■ **Brief**
Using the entries below, copy out all lines where "this" is found.
Start of Extracted entries
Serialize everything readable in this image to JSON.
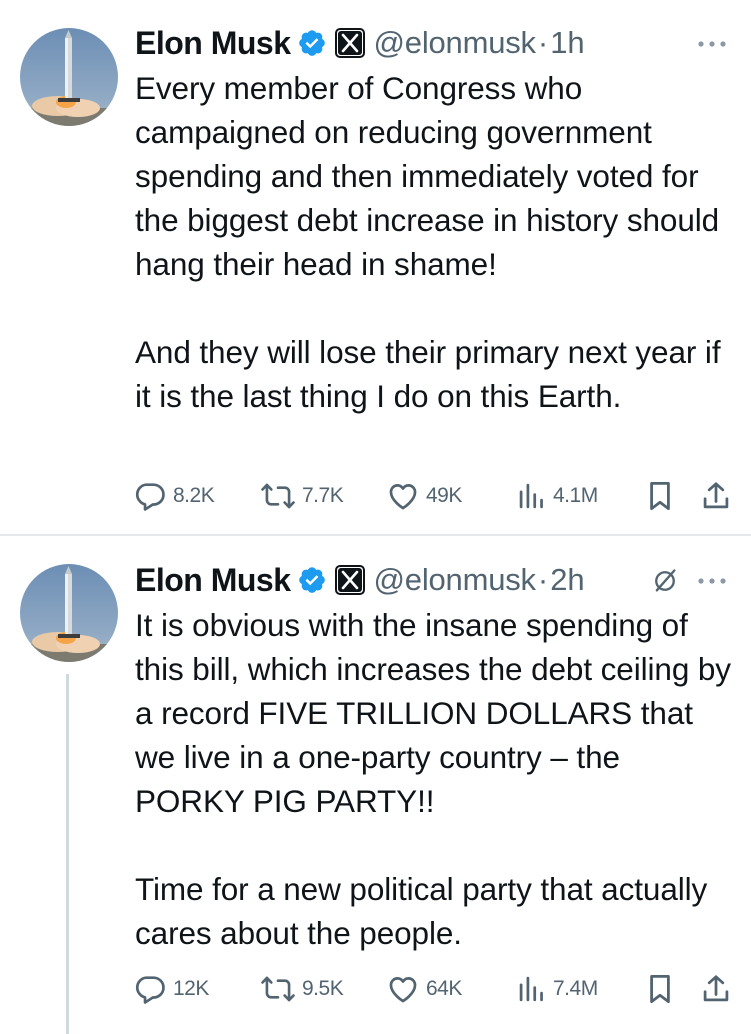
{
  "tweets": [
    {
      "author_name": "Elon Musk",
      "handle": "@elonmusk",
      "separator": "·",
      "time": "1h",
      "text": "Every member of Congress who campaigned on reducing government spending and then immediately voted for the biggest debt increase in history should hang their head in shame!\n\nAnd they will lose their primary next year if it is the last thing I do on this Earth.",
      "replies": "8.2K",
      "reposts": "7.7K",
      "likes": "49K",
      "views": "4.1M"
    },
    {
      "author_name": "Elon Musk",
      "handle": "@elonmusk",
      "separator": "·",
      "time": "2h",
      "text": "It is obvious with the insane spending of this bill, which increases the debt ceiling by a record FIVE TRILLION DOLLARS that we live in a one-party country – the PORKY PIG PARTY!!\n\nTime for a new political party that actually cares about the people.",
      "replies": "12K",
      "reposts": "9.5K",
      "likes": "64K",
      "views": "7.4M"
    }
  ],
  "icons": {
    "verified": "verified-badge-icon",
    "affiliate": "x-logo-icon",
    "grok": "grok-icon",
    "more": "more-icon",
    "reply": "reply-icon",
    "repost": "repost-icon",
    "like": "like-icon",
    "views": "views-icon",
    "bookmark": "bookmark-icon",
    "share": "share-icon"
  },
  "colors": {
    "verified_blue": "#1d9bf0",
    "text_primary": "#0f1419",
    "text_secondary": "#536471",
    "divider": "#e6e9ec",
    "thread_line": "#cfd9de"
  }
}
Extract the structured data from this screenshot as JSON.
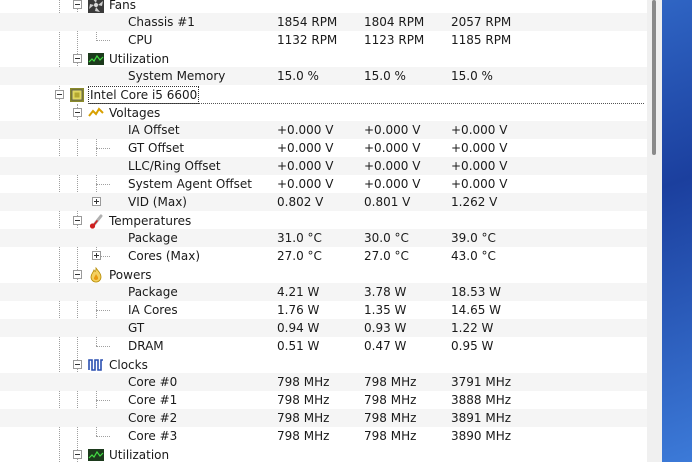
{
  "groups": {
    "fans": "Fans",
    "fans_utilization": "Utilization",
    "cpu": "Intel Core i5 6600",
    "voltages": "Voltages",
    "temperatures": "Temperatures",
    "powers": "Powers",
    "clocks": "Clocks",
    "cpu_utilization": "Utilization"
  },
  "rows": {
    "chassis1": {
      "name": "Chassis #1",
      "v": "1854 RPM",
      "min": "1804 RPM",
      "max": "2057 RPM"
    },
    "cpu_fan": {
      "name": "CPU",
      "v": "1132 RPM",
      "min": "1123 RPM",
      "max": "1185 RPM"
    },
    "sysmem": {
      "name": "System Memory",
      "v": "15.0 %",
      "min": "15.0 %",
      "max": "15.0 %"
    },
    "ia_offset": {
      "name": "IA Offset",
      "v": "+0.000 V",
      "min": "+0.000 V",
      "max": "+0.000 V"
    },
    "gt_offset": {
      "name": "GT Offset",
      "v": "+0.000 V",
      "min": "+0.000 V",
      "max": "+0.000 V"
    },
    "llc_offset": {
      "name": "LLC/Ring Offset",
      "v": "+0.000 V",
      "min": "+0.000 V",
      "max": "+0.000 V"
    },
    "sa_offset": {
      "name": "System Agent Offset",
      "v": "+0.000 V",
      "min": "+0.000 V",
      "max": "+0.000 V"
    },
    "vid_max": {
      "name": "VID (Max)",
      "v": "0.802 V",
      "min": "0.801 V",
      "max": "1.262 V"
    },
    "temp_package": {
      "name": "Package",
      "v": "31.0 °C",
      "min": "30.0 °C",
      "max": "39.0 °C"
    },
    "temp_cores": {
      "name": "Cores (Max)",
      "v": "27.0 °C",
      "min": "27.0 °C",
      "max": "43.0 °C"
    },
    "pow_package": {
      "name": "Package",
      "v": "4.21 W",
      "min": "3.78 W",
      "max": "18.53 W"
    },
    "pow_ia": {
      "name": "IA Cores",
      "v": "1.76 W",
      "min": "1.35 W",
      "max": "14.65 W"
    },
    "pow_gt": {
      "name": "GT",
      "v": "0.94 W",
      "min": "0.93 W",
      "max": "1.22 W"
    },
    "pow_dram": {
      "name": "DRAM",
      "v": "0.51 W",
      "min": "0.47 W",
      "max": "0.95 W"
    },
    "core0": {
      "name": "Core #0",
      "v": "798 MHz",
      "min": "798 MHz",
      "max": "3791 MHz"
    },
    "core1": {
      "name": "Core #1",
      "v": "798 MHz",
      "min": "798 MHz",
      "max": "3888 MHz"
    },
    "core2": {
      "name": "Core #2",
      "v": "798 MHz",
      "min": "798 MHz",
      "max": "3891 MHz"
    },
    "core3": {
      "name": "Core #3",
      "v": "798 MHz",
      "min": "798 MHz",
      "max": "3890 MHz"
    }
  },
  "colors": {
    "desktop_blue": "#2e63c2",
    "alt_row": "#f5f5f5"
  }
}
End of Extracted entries
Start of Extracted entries
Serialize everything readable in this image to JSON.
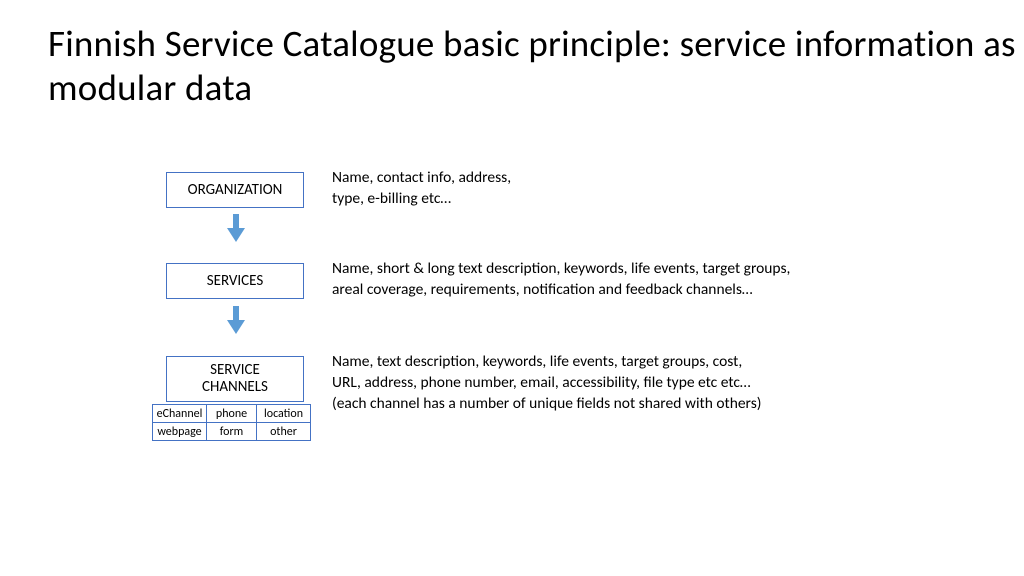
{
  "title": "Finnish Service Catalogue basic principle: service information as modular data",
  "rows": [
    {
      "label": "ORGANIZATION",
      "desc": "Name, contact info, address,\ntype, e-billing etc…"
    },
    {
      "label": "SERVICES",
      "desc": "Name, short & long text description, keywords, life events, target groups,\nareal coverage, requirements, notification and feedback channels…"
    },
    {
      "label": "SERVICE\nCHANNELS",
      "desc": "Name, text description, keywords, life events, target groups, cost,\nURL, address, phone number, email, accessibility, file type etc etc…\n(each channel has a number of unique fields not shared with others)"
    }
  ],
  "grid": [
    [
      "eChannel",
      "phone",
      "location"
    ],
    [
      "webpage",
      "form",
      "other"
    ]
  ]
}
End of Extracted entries
■ **Exercise response**
Serialize everything readable in this image to JSON.
      "text": "Every member of Congress who campaigned on reducing government spending and then immediately voted for the biggest debt increase in history should hang their head in shame!\n\nAnd they will lose their primary next year if it is the last thing I do on this Earth.",
      "text": "It is obvious with the insane spending of this bill, which increases the debt ceiling by a record FIVE TRILLION DOLLARS that we live in a one-party country – the PORKY PIG PARTY!!\n\nTime for a new political party that actually cares about the people.",
Extract the structured data from this screenshot as JSON.
Serialize everything readable in this image to JSON.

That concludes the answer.